At least 29 children and newborns have died over the past two months in or on their way to the Al-Hol refugee camp in northeastern Syria, the World Health Organization says, as the camp struggles to deal with cold winter conditions and an influx of displaced people.
Most of the children died of hypothermia, according to a report from WHO, released Thursday.
About 23,000 people have arrived at the camp in Al-Hasakeh province in just eight weeks, WHO says. Once made up mostly of Iraqi refugees, the camp near the Iraq-Syria border has tripled in size since December — from about 10,000 to nearly 33,000 people. Most of the new residents are Syrian women and children fleeing fighting between U.S.-backed Syrian Democratic Forces and the remnants of the Islamic State.
Many arrivals spend days in unheated reception and screening areas, according to WHO, after making the journey from neighboring Deir Ez-Zor province on foot or in open-air trucks.
“We came with just the clothes on our backs,” one displaced Syrian, who made a weeklong journey to the camp on foot, told NPR this month. “We slept in the desert in the rain.”
Hundreds of thousands of Syrians have been displaced, many numerous times, during the battle to retake large swaths of the country captured by ISIS in 2014.
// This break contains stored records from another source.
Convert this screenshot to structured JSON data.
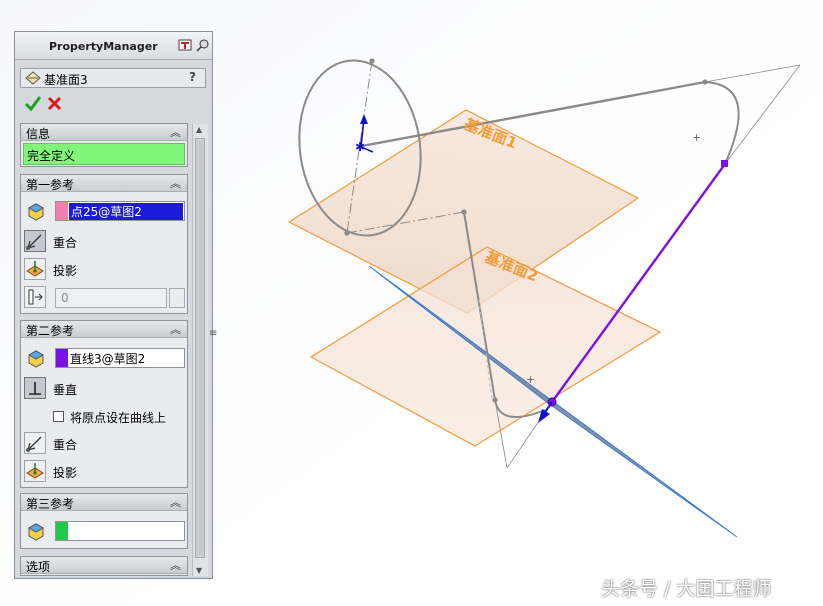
{
  "property_manager": {
    "title": "PropertyManager",
    "feature_name": "基准面3",
    "help": "?",
    "groups": {
      "info": {
        "header": "信息",
        "message": "完全定义"
      },
      "first_ref": {
        "header": "第一参考",
        "selection": "点25@草图2",
        "swatch_color": "#f27fb0",
        "option_coincident": "重合",
        "option_project": "投影",
        "distance_value": "0"
      },
      "second_ref": {
        "header": "第二参考",
        "selection": "直线3@草图2",
        "swatch_color": "#7a12e8",
        "option_perpendicular": "垂直",
        "checkbox_origin_on_curve": "将原点设在曲线上",
        "option_coincident": "重合",
        "option_project": "投影"
      },
      "third_ref": {
        "header": "第三参考",
        "selection": "",
        "swatch_color": "#1ec94a"
      },
      "options": {
        "header": "选项"
      }
    }
  },
  "graphics": {
    "plane1_label": "基准面1",
    "plane2_label": "基准面2",
    "colors": {
      "plane_edge": "#f29b3a",
      "plane_fill": "#f5d9c0",
      "new_plane_fill": "#6d7f96",
      "sketch": "#8a8a8a",
      "selected_line": "#7a12e8",
      "axis": "#1212d4"
    }
  },
  "watermark": "头条号 / 大国工程师"
}
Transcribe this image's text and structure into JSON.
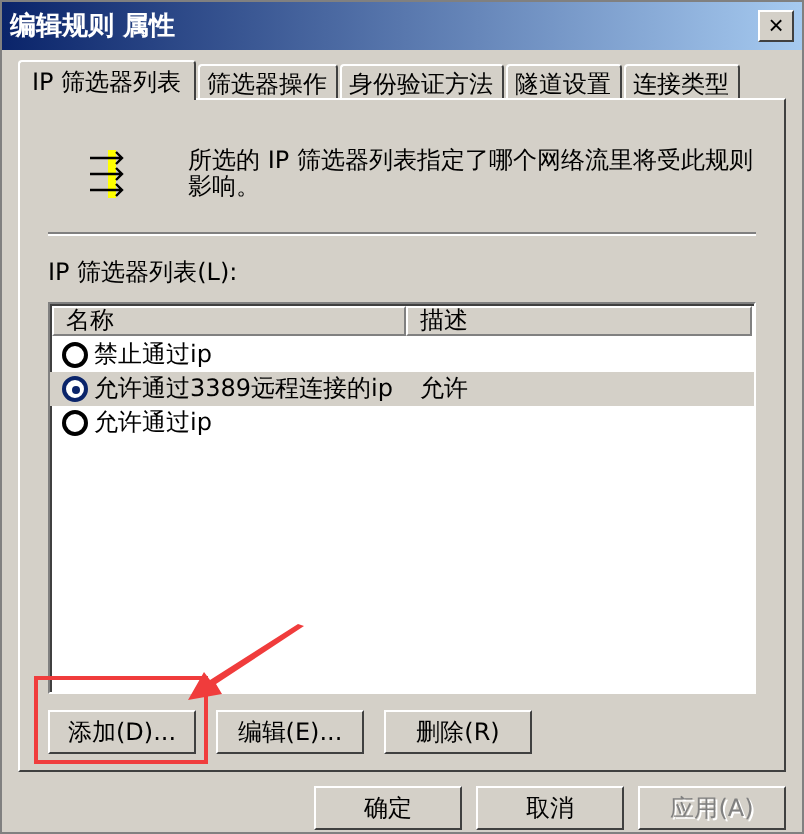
{
  "window": {
    "title": "编辑规则 属性",
    "close": "×"
  },
  "tabs": [
    {
      "label": "IP 筛选器列表",
      "selected": true
    },
    {
      "label": "筛选器操作",
      "selected": false
    },
    {
      "label": "身份验证方法",
      "selected": false
    },
    {
      "label": "隧道设置",
      "selected": false
    },
    {
      "label": "连接类型",
      "selected": false
    }
  ],
  "description": "所选的 IP 筛选器列表指定了哪个网络流里将受此规则影响。",
  "list_label": "IP 筛选器列表(L):",
  "list": {
    "columns": [
      "名称",
      "描述"
    ],
    "rows": [
      {
        "name": "禁止通过ip",
        "description": "",
        "selected": false
      },
      {
        "name": "允许通过3389远程连接的ip",
        "description": "允许",
        "selected": true
      },
      {
        "name": "允许通过ip",
        "description": "",
        "selected": false
      }
    ]
  },
  "list_buttons": [
    {
      "label": "添加(D)...",
      "highlighted": true
    },
    {
      "label": "编辑(E)...",
      "highlighted": false
    },
    {
      "label": "删除(R)",
      "highlighted": false
    }
  ],
  "dialog_buttons": [
    {
      "label": "确定",
      "disabled": false
    },
    {
      "label": "取消",
      "disabled": false
    },
    {
      "label": "应用(A)",
      "disabled": true
    }
  ]
}
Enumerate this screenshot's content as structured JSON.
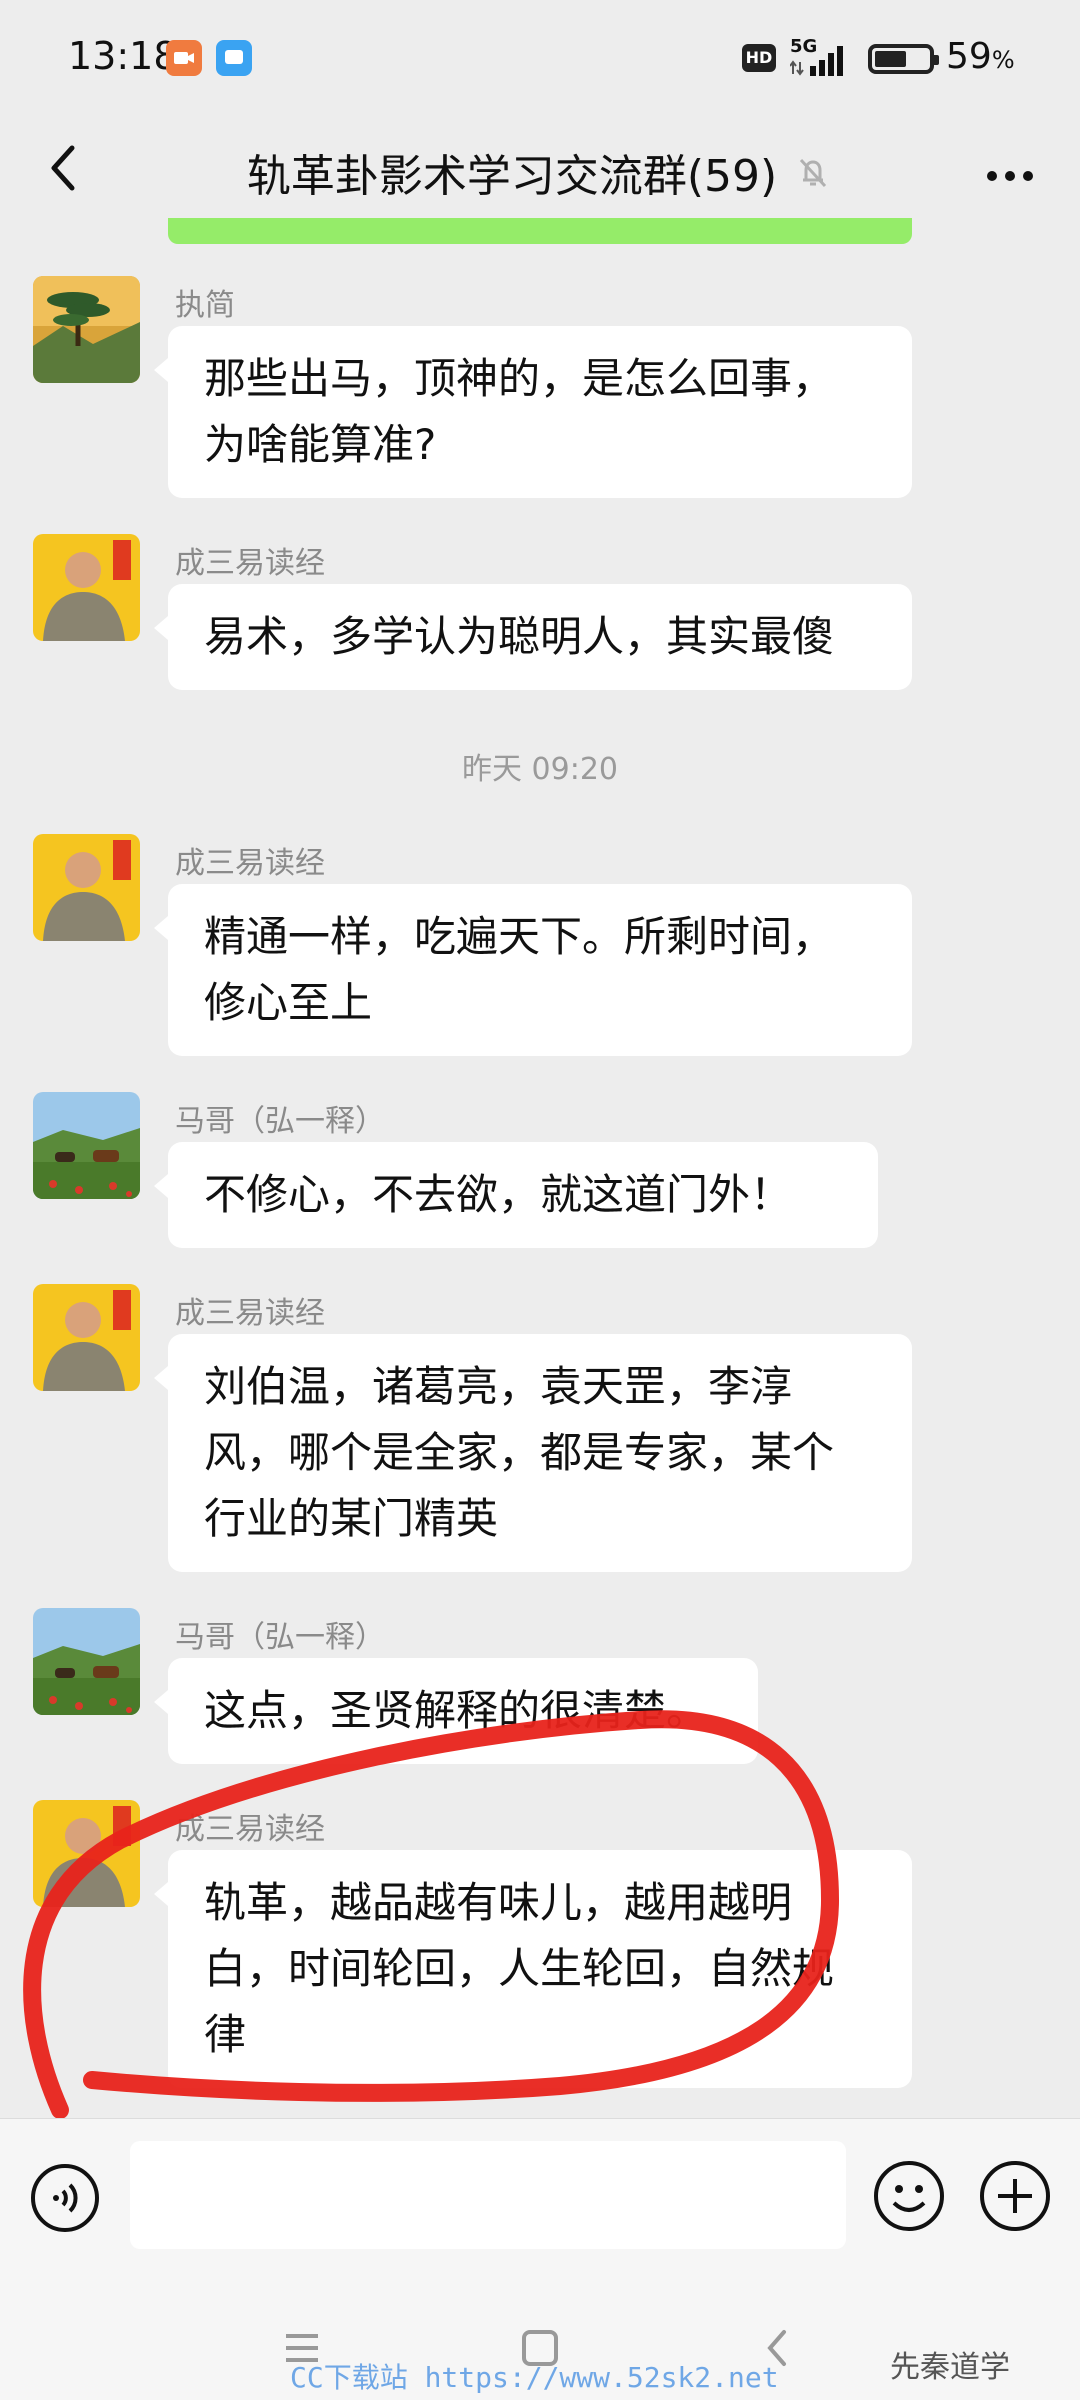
{
  "status_bar": {
    "time": "13:18",
    "hd": "HD",
    "network": "5G",
    "battery_percent_value": "59",
    "battery_percent_sign": "%",
    "battery_level": 0.59
  },
  "header": {
    "title": "轨革卦影术学习交流群(59)",
    "muted": true
  },
  "messages": [
    {
      "sender": "执简",
      "lines": [
        "那些出马，顶神的，是怎么回事，",
        "为啥能算准?"
      ],
      "avatar": "landscape-pine"
    },
    {
      "sender": "成三易读经",
      "lines": [
        "易术，多学认为聪明人，其实最傻"
      ],
      "avatar": "man-portrait"
    },
    {
      "sender": "成三易读经",
      "lines": [
        "精通一样，吃遍天下。所剩时间，",
        "修心至上"
      ],
      "avatar": "man-portrait"
    },
    {
      "sender": "马哥（弘一释）",
      "lines": [
        "不修心，不去欲，就这道门外！"
      ],
      "avatar": "horses-meadow"
    },
    {
      "sender": "成三易读经",
      "lines": [
        "刘伯温，诸葛亮，袁天罡，李淳",
        "风，哪个是全家，都是专家，某个",
        "行业的某门精英"
      ],
      "avatar": "man-portrait"
    },
    {
      "sender": "马哥（弘一释）",
      "lines": [
        "这点，圣贤解释的很清楚。"
      ],
      "avatar": "horses-meadow"
    },
    {
      "sender": "成三易读经",
      "lines": [
        "轨革，越品越有味儿，越用越明",
        "白，时间轮回，人生轮回，自然规",
        "律"
      ],
      "avatar": "man-portrait"
    }
  ],
  "time_divider": "昨天 09:20",
  "input": {
    "placeholder": ""
  },
  "watermark": {
    "url": "CC下载站 https://www.52sk2.net",
    "brand": "先秦道学"
  },
  "colors": {
    "background": "#ededed",
    "bubble": "#ffffff",
    "accent_green": "#95ec69",
    "annotation_red": "#e8231b"
  }
}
The surge in arrivals to Al-Hol this winter comes as Kurdish and Arab forces say the fight has reached its last days, NPR’s Lama al-Arian reports. Many children come to the camp separated from their parents, and authorities are working to reunite families.
Elizabeth Hoff, WHO’s representative in Syria, says aid teams are struggling to cope with the “critical” situation in the camp.
“Children are dying from hypothermia as their families flee to safety,” Hoff said in the report. “We are scaling up our efforts in Al Hol, but we need faster approvals to allow us [to] deliver supplies, and we need guaranteed access to both the camp and the roads leading to it.”
Bureaucratic obstacles and security constraints have hampered humanitarian access to the camp, according to WHO. Shortages of health care services, tents, latrines and sanitation facilities have plagued Al-Hol. The organization says it has deployed additional vaccination teams and has begun training health care workers on neonatal resuscitation.
Officials are scrambling to prepare tents and food aid for hundreds more people expected to arrive at the camp, Arian reports.
The vast majority of people at Al-Hol live in tents provided by UNHCR, the U.N.’s refugee agency, according to a ReliefWeb profile released last summer. At the time — well before the influx of displaced Syrians — nearly two-thirds of residents reported inadequate shelter, including poor conditions and lack of electricity